> [ASSIGNED TASK] Lines with the word "this" in them must be copied from the records below.

> [LISTED RECORDS]
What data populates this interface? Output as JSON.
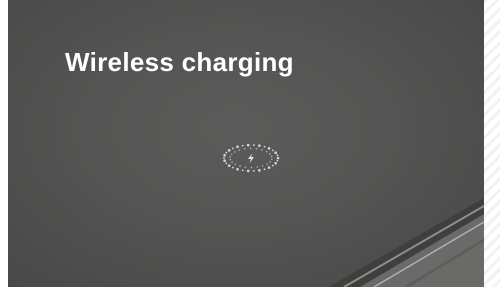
{
  "title": "Wireless charging",
  "icons": {
    "charging_indicator": "charging-ring-icon",
    "bolt": "lightning-bolt-icon"
  },
  "colors": {
    "surface": "#545453",
    "title": "#ffffff",
    "indicator": "#d8d8d8",
    "edge_highlight": "#9a9a9a"
  }
}
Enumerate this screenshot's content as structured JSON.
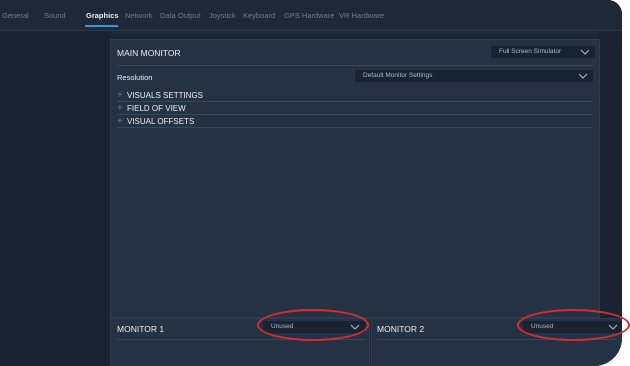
{
  "tabs": [
    {
      "label": "General",
      "active": false
    },
    {
      "label": "Sound",
      "active": false
    },
    {
      "label": "Graphics",
      "active": true
    },
    {
      "label": "Network",
      "active": false
    },
    {
      "label": "Data Output",
      "active": false
    },
    {
      "label": "Joystick",
      "active": false
    },
    {
      "label": "Keyboard",
      "active": false
    },
    {
      "label": "GPS Hardware",
      "active": false
    },
    {
      "label": "VR Hardware",
      "active": false
    }
  ],
  "main_monitor": {
    "title": "MAIN MONITOR",
    "mode_value": "Full Screen Simulator",
    "resolution_label": "Resolution",
    "resolution_value": "Default Monitor Settings"
  },
  "sections": [
    {
      "label": "VISUALS SETTINGS",
      "expand_icon": "plus-icon"
    },
    {
      "label": "FIELD OF VIEW",
      "expand_icon": "plus-icon"
    },
    {
      "label": "VISUAL OFFSETS",
      "expand_icon": "plus-icon"
    }
  ],
  "monitor1": {
    "title": "MONITOR 1",
    "value": "Unused"
  },
  "monitor2": {
    "title": "MONITOR 2",
    "value": "Unused"
  },
  "colors": {
    "background": "#1c2634",
    "panel": "#253244",
    "select_bg": "#1a2332",
    "accent": "#3d8fd6",
    "highlight_oval": "#d22d35"
  }
}
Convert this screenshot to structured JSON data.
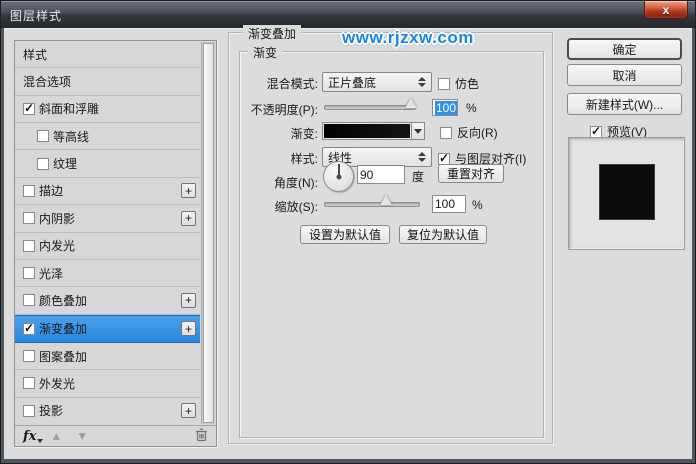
{
  "window": {
    "title": "图层样式",
    "close_label": "x",
    "watermark": "www.rjzxw.com"
  },
  "sidebar": {
    "items": [
      {
        "label": "样式",
        "checkbox": false,
        "checked": false,
        "indent": false,
        "plus": false,
        "selected": false
      },
      {
        "label": "混合选项",
        "checkbox": false,
        "checked": false,
        "indent": false,
        "plus": false,
        "selected": false
      },
      {
        "label": "斜面和浮雕",
        "checkbox": true,
        "checked": true,
        "indent": false,
        "plus": false,
        "selected": false
      },
      {
        "label": "等高线",
        "checkbox": true,
        "checked": false,
        "indent": true,
        "plus": false,
        "selected": false
      },
      {
        "label": "纹理",
        "checkbox": true,
        "checked": false,
        "indent": true,
        "plus": false,
        "selected": false
      },
      {
        "label": "描边",
        "checkbox": true,
        "checked": false,
        "indent": false,
        "plus": true,
        "selected": false
      },
      {
        "label": "内阴影",
        "checkbox": true,
        "checked": false,
        "indent": false,
        "plus": true,
        "selected": false
      },
      {
        "label": "内发光",
        "checkbox": true,
        "checked": false,
        "indent": false,
        "plus": false,
        "selected": false
      },
      {
        "label": "光泽",
        "checkbox": true,
        "checked": false,
        "indent": false,
        "plus": false,
        "selected": false
      },
      {
        "label": "颜色叠加",
        "checkbox": true,
        "checked": false,
        "indent": false,
        "plus": true,
        "selected": false
      },
      {
        "label": "渐变叠加",
        "checkbox": true,
        "checked": true,
        "indent": false,
        "plus": true,
        "selected": true
      },
      {
        "label": "图案叠加",
        "checkbox": true,
        "checked": false,
        "indent": false,
        "plus": false,
        "selected": false
      },
      {
        "label": "外发光",
        "checkbox": true,
        "checked": false,
        "indent": false,
        "plus": false,
        "selected": false
      },
      {
        "label": "投影",
        "checkbox": true,
        "checked": false,
        "indent": false,
        "plus": true,
        "selected": false
      }
    ],
    "footer": {
      "fx_label": "fx",
      "move_up_icon": "▲",
      "move_down_icon": "▼",
      "trash_icon": "trash"
    }
  },
  "panel": {
    "title": "渐变叠加",
    "group_title": "渐变",
    "blend_mode": {
      "label": "混合模式:",
      "value": "正片叠底",
      "dither_label": "仿色",
      "dither_checked": false
    },
    "opacity": {
      "label": "不透明度(P):",
      "value": "100",
      "unit": "%"
    },
    "gradient": {
      "label": "渐变:",
      "reverse_label": "反向(R)",
      "reverse_checked": false
    },
    "style": {
      "label": "样式:",
      "value": "线性",
      "align_label": "与图层对齐(I)",
      "align_checked": true
    },
    "angle": {
      "label": "角度(N):",
      "value": "90",
      "unit": "度",
      "reset_button": "重置对齐"
    },
    "scale": {
      "label": "缩放(S):",
      "value": "100",
      "unit": "%"
    },
    "set_default_button": "设置为默认值",
    "reset_default_button": "复位为默认值"
  },
  "actions": {
    "ok": "确定",
    "cancel": "取消",
    "new_style": "新建样式(W)...",
    "preview_label": "预览(V)",
    "preview_checked": true
  },
  "colors": {
    "accent_blue": "#2e90e8",
    "dialog_bg": "#dcdcdc",
    "titlebar_dark": "#33373c",
    "close_red": "#b5371d",
    "watermark_blue": "#1686e8",
    "gradient_swatch": "#0d0d0d"
  }
}
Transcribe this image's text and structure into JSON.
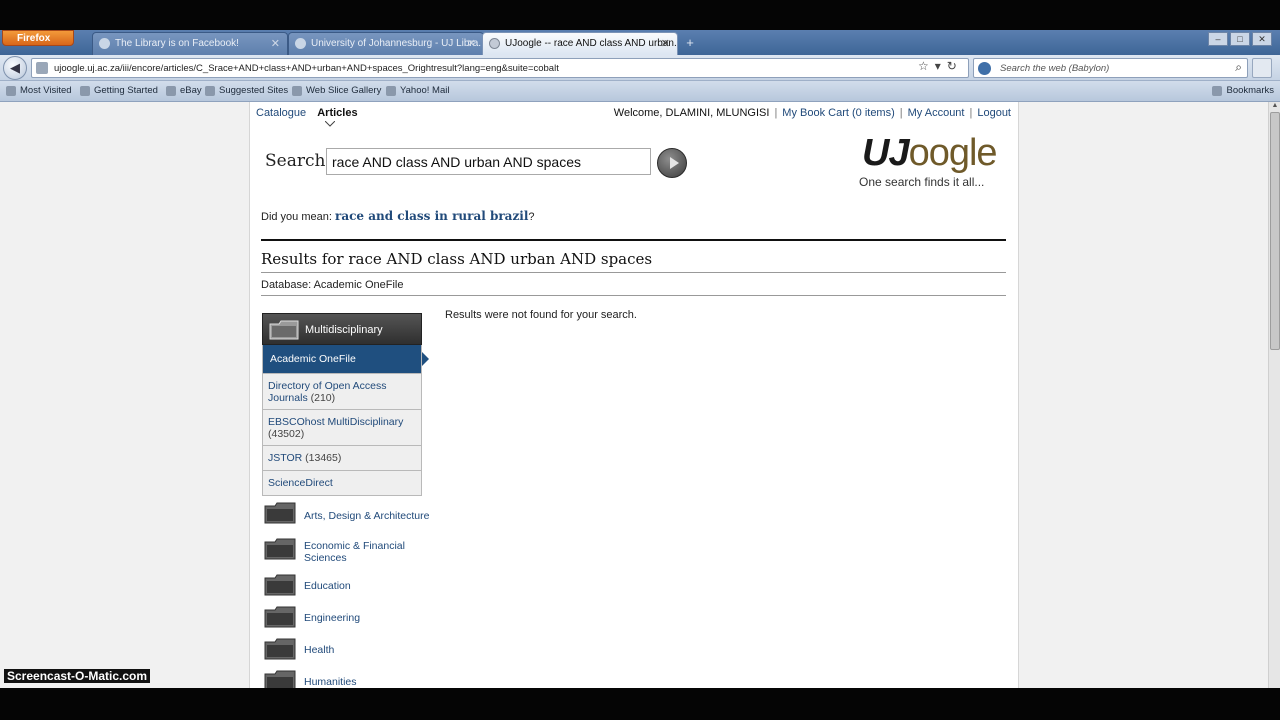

> [TASK ANSWER]
What data populates this interface? Output as JSON.
Enumerate this screenshot's content as structured JSON.
Convert this screenshot to structured JSON data.
Transcribe this image's text and structure into JSON.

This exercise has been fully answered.